**What is required:**
Scan the records below and copy every line that contains the string "time".
=-=-=-=-=
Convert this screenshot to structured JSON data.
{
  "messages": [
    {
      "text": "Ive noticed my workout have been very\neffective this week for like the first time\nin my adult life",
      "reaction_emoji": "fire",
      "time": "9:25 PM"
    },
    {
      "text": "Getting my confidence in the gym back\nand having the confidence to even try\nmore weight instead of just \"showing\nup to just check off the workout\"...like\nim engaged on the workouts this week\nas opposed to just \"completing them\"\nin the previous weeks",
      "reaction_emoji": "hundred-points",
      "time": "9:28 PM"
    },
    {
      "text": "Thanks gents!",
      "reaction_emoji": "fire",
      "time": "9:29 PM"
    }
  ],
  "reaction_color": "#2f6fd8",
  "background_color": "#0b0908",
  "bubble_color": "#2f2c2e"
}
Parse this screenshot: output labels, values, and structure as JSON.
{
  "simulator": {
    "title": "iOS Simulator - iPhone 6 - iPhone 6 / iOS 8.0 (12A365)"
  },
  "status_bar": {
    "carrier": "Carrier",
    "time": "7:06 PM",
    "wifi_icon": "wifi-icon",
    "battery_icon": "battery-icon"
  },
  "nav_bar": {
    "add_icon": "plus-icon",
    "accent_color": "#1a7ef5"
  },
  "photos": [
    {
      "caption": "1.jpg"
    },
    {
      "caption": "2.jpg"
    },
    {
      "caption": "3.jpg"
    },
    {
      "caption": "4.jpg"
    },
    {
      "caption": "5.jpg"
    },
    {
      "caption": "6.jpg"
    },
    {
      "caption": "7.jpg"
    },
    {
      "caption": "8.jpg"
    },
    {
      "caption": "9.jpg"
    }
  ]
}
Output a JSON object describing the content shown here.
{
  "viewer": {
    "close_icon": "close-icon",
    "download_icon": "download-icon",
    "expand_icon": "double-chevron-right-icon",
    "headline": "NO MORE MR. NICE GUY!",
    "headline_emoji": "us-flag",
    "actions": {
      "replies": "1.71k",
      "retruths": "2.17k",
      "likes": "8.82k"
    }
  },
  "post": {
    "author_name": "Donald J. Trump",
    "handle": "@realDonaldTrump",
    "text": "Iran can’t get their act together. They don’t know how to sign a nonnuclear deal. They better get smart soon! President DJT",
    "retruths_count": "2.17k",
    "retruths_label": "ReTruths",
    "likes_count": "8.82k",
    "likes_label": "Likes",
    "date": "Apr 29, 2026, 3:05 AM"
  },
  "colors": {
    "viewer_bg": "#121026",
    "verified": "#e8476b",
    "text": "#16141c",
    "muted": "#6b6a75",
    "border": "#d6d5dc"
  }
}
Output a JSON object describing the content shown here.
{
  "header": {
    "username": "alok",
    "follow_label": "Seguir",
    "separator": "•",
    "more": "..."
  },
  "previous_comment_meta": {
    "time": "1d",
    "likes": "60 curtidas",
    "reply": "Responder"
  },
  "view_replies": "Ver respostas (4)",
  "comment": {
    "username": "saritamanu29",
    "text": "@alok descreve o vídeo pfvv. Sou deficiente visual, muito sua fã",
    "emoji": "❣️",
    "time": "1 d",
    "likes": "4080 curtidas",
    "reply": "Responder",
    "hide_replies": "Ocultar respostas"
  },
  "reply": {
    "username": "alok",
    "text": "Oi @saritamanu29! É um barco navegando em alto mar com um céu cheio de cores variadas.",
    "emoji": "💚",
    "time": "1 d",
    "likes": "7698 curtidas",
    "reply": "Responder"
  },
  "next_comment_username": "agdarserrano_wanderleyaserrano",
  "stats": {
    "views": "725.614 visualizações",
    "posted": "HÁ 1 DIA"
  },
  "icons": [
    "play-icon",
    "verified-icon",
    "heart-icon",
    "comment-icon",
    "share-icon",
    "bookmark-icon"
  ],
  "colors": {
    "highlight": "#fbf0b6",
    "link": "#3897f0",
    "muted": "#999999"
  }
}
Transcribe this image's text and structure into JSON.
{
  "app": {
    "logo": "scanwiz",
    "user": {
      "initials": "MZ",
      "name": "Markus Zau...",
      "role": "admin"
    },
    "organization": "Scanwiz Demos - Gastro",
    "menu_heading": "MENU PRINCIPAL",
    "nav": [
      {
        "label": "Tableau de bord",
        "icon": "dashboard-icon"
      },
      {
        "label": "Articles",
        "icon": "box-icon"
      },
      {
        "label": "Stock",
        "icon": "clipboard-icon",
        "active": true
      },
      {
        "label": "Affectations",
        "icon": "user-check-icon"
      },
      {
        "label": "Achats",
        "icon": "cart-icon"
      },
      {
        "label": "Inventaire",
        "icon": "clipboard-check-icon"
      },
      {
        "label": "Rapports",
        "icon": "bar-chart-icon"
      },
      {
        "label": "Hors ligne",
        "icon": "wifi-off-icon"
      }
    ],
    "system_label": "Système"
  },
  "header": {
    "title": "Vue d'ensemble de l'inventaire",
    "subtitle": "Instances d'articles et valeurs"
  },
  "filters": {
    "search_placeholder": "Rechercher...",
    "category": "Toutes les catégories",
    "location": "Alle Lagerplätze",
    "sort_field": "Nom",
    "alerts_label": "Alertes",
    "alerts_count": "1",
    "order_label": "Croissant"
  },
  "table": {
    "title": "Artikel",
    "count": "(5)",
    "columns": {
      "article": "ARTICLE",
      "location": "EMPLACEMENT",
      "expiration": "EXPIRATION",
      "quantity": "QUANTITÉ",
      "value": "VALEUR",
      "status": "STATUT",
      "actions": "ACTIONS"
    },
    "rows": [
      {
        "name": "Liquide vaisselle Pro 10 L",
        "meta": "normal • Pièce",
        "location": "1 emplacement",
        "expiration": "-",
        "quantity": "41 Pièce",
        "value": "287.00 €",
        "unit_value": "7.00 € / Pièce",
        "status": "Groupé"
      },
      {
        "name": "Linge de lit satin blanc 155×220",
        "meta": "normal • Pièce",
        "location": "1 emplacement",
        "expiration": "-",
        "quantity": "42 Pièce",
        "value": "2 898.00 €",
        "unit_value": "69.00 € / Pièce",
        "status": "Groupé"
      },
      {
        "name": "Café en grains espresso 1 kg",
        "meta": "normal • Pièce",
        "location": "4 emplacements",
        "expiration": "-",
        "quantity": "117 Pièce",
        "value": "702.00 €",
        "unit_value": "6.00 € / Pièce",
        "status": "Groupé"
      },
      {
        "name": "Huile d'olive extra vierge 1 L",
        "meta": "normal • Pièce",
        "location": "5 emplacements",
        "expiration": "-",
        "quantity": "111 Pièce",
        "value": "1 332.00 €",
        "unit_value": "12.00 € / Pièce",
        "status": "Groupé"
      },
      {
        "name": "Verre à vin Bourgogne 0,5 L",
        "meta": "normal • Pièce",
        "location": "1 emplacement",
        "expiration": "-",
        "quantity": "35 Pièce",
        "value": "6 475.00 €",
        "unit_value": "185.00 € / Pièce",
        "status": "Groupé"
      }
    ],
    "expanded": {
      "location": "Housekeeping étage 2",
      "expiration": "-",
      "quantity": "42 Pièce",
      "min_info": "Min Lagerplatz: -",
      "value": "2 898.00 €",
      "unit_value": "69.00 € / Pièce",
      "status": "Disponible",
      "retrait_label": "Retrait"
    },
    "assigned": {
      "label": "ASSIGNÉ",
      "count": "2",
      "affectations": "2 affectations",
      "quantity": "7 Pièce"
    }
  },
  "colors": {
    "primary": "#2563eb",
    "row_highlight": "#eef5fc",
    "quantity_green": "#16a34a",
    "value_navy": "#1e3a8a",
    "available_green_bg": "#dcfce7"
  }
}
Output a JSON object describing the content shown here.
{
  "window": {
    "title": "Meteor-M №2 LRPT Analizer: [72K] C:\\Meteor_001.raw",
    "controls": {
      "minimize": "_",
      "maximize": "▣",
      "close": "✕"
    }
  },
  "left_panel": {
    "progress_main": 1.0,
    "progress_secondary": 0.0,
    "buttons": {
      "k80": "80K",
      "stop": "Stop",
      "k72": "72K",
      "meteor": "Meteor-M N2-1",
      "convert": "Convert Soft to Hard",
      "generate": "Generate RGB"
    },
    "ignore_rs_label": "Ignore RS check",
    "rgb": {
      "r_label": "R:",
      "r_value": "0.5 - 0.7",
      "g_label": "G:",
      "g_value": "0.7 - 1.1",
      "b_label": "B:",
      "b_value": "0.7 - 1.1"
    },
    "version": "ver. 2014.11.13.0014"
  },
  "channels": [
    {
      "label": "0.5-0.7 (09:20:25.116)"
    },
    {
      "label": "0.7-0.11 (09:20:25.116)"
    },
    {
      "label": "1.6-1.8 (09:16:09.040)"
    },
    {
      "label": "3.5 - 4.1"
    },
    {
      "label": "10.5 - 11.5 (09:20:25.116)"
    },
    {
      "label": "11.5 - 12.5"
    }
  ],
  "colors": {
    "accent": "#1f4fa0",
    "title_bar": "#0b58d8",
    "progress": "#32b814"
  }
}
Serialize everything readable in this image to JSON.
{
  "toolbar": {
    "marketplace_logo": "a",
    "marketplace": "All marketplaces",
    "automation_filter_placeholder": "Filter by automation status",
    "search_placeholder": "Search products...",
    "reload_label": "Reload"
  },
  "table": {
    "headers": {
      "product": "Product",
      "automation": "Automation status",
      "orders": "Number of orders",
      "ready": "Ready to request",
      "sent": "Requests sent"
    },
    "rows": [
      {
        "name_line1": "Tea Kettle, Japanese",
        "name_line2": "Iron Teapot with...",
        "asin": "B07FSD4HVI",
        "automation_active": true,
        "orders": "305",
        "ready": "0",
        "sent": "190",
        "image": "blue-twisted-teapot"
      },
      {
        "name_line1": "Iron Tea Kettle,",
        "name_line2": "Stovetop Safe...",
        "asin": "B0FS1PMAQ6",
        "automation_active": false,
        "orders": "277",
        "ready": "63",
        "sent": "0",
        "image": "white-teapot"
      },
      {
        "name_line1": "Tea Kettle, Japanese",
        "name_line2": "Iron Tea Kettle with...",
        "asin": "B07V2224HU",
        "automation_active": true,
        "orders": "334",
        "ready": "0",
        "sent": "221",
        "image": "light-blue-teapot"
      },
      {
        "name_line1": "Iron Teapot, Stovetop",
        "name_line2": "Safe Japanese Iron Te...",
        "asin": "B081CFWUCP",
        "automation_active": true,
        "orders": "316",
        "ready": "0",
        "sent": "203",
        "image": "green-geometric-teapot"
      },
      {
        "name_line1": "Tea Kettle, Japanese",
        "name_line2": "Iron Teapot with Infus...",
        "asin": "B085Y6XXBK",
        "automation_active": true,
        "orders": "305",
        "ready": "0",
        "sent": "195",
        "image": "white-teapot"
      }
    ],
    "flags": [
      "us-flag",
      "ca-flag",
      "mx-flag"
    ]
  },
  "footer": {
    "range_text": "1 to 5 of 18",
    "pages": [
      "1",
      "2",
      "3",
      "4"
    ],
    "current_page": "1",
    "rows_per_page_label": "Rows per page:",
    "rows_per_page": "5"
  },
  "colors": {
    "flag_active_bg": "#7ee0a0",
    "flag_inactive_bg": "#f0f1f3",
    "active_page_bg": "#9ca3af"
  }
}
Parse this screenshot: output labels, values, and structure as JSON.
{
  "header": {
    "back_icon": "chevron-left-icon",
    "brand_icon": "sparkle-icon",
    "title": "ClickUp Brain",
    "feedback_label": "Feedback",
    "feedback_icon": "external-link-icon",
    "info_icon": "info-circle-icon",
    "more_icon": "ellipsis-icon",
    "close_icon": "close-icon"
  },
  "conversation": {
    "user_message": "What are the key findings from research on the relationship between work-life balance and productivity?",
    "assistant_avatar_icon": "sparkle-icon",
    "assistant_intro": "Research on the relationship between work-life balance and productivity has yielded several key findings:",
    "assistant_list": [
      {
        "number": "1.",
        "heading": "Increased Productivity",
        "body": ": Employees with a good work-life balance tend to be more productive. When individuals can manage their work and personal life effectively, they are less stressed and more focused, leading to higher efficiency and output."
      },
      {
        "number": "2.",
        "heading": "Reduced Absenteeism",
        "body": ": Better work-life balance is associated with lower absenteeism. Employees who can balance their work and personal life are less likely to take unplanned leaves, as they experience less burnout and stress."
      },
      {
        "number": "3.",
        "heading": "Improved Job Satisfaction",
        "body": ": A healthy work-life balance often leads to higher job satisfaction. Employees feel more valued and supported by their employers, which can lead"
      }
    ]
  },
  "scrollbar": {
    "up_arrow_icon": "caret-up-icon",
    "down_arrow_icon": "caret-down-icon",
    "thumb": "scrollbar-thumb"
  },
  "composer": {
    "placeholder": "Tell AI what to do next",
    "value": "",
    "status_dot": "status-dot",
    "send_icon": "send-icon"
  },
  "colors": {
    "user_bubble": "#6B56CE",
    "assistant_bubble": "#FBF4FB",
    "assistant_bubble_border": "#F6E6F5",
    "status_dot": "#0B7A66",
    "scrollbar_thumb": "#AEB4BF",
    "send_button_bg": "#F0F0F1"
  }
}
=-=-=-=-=
**Written response:**
      "text": "Ive noticed my workout have been very\neffective this week for like the first time\nin my adult life",
      "time": "9:25 PM"
      "time": "9:28 PM"
      "time": "9:29 PM"
    "time": "7:06 PM",
    "time": "1d",
    "time": "1 d",
    "time": "1 d",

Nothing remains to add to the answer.